Use of the term “Made in the United States” is regulated and enforced by the Federal Trade Commission. Their website includes definitions and who must disclose their U.S. content and under what circumstances can a manufacturer make an “Unqualified” or “Qualified” Made in USA claim. Use this definition as a guide.
A number of websites and businesses have attempted to aggregate U.S. made products for sale. Each seems to have their own method of validating the claims of a manufacturer, and many are focused primarily on consumer or retail products. If you search online for “Made in the U.S.” a number of these sites will pop up. There’s even a movie titled American Made Movie about opportunities in the U.S.
One particularly useful website that aggregates a lot of information about Made in the U.S. websites is clothingmadeinusablog which includes directories, products, search engines or blogs for Made in the United States. The author lists over 100 different sites that might be worth looking into. The list appears to have been updated in each of the last two years, most recently March 14th of 2014.
So how does one find industrial products Made in the U.S.?
One solution is to look at any number of the MEP websites. Several Centers have established “Made in STATE” websites that include more industrial products. Examples include Made in Washington, Made in New Jersey, or Made in North Carolina. In several of these cases joining the web site connects you with many local potential suppliers through events, plant tours and other networking activities. Many states also have their own web sites as well such as Made in Montana seeking to foster greater sales within and across a state. Be aware, each has their own approach to validating the “Made In…” label.

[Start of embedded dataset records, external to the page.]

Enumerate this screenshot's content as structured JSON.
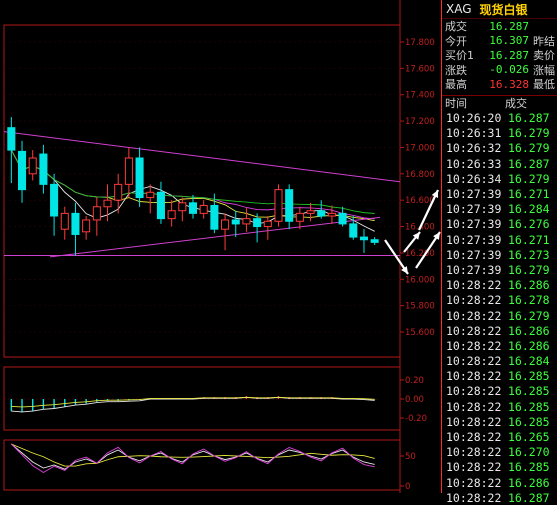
{
  "symbol": "XAG",
  "name": "现货白银",
  "quote": [
    {
      "label": "成交",
      "value": "16.287",
      "color": "#3dff3d",
      "right": ""
    },
    {
      "label": "今开",
      "value": "16.307",
      "color": "#3dff3d",
      "right": "昨结"
    },
    {
      "label": "买价1",
      "value": "16.287",
      "color": "#3dff3d",
      "right": "卖价"
    },
    {
      "label": "涨跌",
      "value": "-0.026",
      "color": "#3dff3d",
      "right": "涨幅"
    },
    {
      "label": "最高",
      "value": "16.328",
      "color": "#ff3333",
      "right": "最低"
    }
  ],
  "ticks_header": {
    "time": "时间",
    "price": "成交"
  },
  "ticks": [
    {
      "time": "10:26:20",
      "price": "16.287"
    },
    {
      "time": "10:26:31",
      "price": "16.279"
    },
    {
      "time": "10:26:32",
      "price": "16.279"
    },
    {
      "time": "10:26:33",
      "price": "16.287"
    },
    {
      "time": "10:26:34",
      "price": "16.279"
    },
    {
      "time": "10:27:39",
      "price": "16.271"
    },
    {
      "time": "10:27:39",
      "price": "16.284"
    },
    {
      "time": "10:27:39",
      "price": "16.276"
    },
    {
      "time": "10:27:39",
      "price": "16.271"
    },
    {
      "time": "10:27:39",
      "price": "16.273"
    },
    {
      "time": "10:27:39",
      "price": "16.279"
    },
    {
      "time": "10:28:22",
      "price": "16.286"
    },
    {
      "time": "10:28:22",
      "price": "16.278"
    },
    {
      "time": "10:28:22",
      "price": "16.279"
    },
    {
      "time": "10:28:22",
      "price": "16.286"
    },
    {
      "time": "10:28:22",
      "price": "16.286"
    },
    {
      "time": "10:28:22",
      "price": "16.284"
    },
    {
      "time": "10:28:22",
      "price": "16.285"
    },
    {
      "time": "10:28:22",
      "price": "16.285"
    },
    {
      "time": "10:28:22",
      "price": "16.285"
    },
    {
      "time": "10:28:22",
      "price": "16.285"
    },
    {
      "time": "10:28:22",
      "price": "16.265"
    },
    {
      "time": "10:28:22",
      "price": "16.270"
    },
    {
      "time": "10:28:22",
      "price": "16.285"
    },
    {
      "time": "10:28:22",
      "price": "16.286"
    },
    {
      "time": "10:28:22",
      "price": "16.287"
    }
  ],
  "price_axis": [
    "17.800",
    "17.600",
    "17.400",
    "17.200",
    "17.000",
    "16.800",
    "16.600",
    "16.400",
    "16.200",
    "16.000",
    "15.800",
    "15.600"
  ],
  "macd_axis": [
    "0.20",
    "0.00",
    "-0.20"
  ],
  "kdj_axis": [
    "50",
    "0"
  ],
  "colors": {
    "up": "#ff3b3b",
    "down": "#00e5e5",
    "border": "#b01818",
    "grid": "#7a1010",
    "ma1": "#e8e8e8",
    "ma2": "#e8e840",
    "ma3": "#e040e0",
    "ma4": "#20c020",
    "trend": "#d040d0"
  },
  "candles": [
    {
      "o": 17.15,
      "h": 17.23,
      "l": 16.73,
      "c": 16.98
    },
    {
      "o": 16.97,
      "h": 17.05,
      "l": 16.58,
      "c": 16.68
    },
    {
      "o": 16.8,
      "h": 16.98,
      "l": 16.75,
      "c": 16.92
    },
    {
      "o": 16.95,
      "h": 17.02,
      "l": 16.65,
      "c": 16.72
    },
    {
      "o": 16.72,
      "h": 16.8,
      "l": 16.33,
      "c": 16.48
    },
    {
      "o": 16.38,
      "h": 16.55,
      "l": 16.3,
      "c": 16.5
    },
    {
      "o": 16.5,
      "h": 16.58,
      "l": 16.18,
      "c": 16.34
    },
    {
      "o": 16.36,
      "h": 16.48,
      "l": 16.3,
      "c": 16.45
    },
    {
      "o": 16.45,
      "h": 16.62,
      "l": 16.33,
      "c": 16.55
    },
    {
      "o": 16.55,
      "h": 16.72,
      "l": 16.44,
      "c": 16.6
    },
    {
      "o": 16.6,
      "h": 16.8,
      "l": 16.5,
      "c": 16.72
    },
    {
      "o": 16.72,
      "h": 17.0,
      "l": 16.62,
      "c": 16.92
    },
    {
      "o": 16.92,
      "h": 17.0,
      "l": 16.55,
      "c": 16.62
    },
    {
      "o": 16.62,
      "h": 16.72,
      "l": 16.5,
      "c": 16.66
    },
    {
      "o": 16.66,
      "h": 16.74,
      "l": 16.42,
      "c": 16.46
    },
    {
      "o": 16.46,
      "h": 16.6,
      "l": 16.4,
      "c": 16.52
    },
    {
      "o": 16.52,
      "h": 16.62,
      "l": 16.44,
      "c": 16.58
    },
    {
      "o": 16.58,
      "h": 16.64,
      "l": 16.46,
      "c": 16.5
    },
    {
      "o": 16.5,
      "h": 16.6,
      "l": 16.46,
      "c": 16.56
    },
    {
      "o": 16.56,
      "h": 16.65,
      "l": 16.35,
      "c": 16.38
    },
    {
      "o": 16.38,
      "h": 16.5,
      "l": 16.22,
      "c": 16.45
    },
    {
      "o": 16.45,
      "h": 16.52,
      "l": 16.32,
      "c": 16.42
    },
    {
      "o": 16.42,
      "h": 16.54,
      "l": 16.36,
      "c": 16.46
    },
    {
      "o": 16.46,
      "h": 16.5,
      "l": 16.28,
      "c": 16.4
    },
    {
      "o": 16.4,
      "h": 16.48,
      "l": 16.3,
      "c": 16.44
    },
    {
      "o": 16.44,
      "h": 16.72,
      "l": 16.4,
      "c": 16.68
    },
    {
      "o": 16.68,
      "h": 16.72,
      "l": 16.38,
      "c": 16.44
    },
    {
      "o": 16.44,
      "h": 16.55,
      "l": 16.38,
      "c": 16.5
    },
    {
      "o": 16.5,
      "h": 16.58,
      "l": 16.44,
      "c": 16.52
    },
    {
      "o": 16.52,
      "h": 16.6,
      "l": 16.46,
      "c": 16.48
    },
    {
      "o": 16.48,
      "h": 16.56,
      "l": 16.42,
      "c": 16.5
    },
    {
      "o": 16.5,
      "h": 16.55,
      "l": 16.4,
      "c": 16.42
    },
    {
      "o": 16.42,
      "h": 16.48,
      "l": 16.3,
      "c": 16.32
    },
    {
      "o": 16.32,
      "h": 16.38,
      "l": 16.2,
      "c": 16.3
    },
    {
      "o": 16.3,
      "h": 16.32,
      "l": 16.26,
      "c": 16.28
    }
  ],
  "macd_bars": [
    -0.13,
    -0.14,
    -0.13,
    -0.11,
    -0.1,
    -0.08,
    -0.06,
    -0.05,
    -0.03,
    -0.02,
    -0.02,
    -0.015,
    -0.01,
    0.01,
    0.01,
    0.01,
    0.01,
    0.01,
    0.02,
    0.02,
    0.02,
    0.02,
    0.03,
    0.02,
    0.02,
    0.03,
    0.02,
    0.02,
    0.02,
    0.02,
    0.02,
    0.01,
    0.01,
    0.005,
    -0.005
  ]
}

There are a smaller set of industrial and wholesale web sites which feature industrial products, including; TopTenWholesale.com, Go4 Made in America or the America Made Matters websites and of course the older standbys of Dun and Bradstreet, Manufacturers’ News, Inc., or Thomas Register more traditional database approaches. The latter websites offer information about the location of manufacturing but not necessarily Made in the United States validation. Another resource is the MEP Supplier Scouting program.
If someone is interested in more early stage ideas inventors, another option is Edison Nation and similar websites. Here’s an interesting New York Times article that describes how creative U.S. inventors and manufacturers can connect.
So the next time you think about trying to buy something Made in the United States, take a look around and see if those needs can be met via one of these web sites above.